PROBLEM REQUIREMENTS: What lines in the records below mention "this"? List them all.

INPUT RECORDS:
━━━━
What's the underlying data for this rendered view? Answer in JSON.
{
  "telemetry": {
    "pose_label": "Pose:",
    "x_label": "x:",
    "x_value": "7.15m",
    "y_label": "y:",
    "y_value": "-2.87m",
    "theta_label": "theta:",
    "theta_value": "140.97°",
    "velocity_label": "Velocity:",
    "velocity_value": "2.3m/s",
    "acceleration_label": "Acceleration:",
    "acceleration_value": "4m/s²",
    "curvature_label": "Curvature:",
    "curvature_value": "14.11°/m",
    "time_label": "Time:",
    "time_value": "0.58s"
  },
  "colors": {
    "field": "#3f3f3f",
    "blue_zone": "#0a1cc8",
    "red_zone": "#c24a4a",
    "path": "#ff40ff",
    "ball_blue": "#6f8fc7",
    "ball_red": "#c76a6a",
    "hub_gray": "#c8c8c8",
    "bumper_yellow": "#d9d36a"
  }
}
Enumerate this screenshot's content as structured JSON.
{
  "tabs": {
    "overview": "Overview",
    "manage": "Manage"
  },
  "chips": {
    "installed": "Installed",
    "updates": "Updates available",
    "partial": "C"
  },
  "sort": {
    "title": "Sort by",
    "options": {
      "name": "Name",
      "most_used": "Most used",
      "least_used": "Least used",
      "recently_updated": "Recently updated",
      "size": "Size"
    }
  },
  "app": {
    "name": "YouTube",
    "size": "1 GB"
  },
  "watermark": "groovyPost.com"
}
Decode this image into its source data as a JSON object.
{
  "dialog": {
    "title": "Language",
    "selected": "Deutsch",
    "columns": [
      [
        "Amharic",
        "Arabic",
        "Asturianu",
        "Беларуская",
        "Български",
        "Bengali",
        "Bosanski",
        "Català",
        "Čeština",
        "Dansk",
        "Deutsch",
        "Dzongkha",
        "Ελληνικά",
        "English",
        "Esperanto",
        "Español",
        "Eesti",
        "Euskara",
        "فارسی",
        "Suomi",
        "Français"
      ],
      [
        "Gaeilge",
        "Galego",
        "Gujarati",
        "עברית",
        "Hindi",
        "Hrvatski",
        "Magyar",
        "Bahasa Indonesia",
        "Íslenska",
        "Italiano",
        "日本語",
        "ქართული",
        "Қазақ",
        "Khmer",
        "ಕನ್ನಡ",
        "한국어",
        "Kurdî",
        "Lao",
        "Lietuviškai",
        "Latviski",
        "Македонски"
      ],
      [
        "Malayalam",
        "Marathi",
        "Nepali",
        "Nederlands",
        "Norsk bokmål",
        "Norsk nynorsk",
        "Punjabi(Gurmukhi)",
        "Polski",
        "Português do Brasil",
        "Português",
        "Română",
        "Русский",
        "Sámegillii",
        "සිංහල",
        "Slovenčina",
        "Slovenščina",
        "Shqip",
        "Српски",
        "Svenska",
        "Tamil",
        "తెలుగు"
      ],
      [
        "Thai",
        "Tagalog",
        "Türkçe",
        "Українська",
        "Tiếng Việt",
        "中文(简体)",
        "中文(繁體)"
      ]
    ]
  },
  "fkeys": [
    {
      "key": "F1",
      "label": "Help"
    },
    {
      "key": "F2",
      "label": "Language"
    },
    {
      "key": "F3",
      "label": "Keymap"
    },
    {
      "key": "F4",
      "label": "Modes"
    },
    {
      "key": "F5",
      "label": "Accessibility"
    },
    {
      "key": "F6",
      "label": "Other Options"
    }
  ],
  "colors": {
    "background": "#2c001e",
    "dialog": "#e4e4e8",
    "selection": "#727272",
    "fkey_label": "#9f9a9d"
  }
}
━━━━
RESULT OF THE TASK:
What's the underlying data for this rendered view? Answer in JSON.
Enumerate this screenshot's content as structured JSON.
Decode this image into its source data as a JSON object.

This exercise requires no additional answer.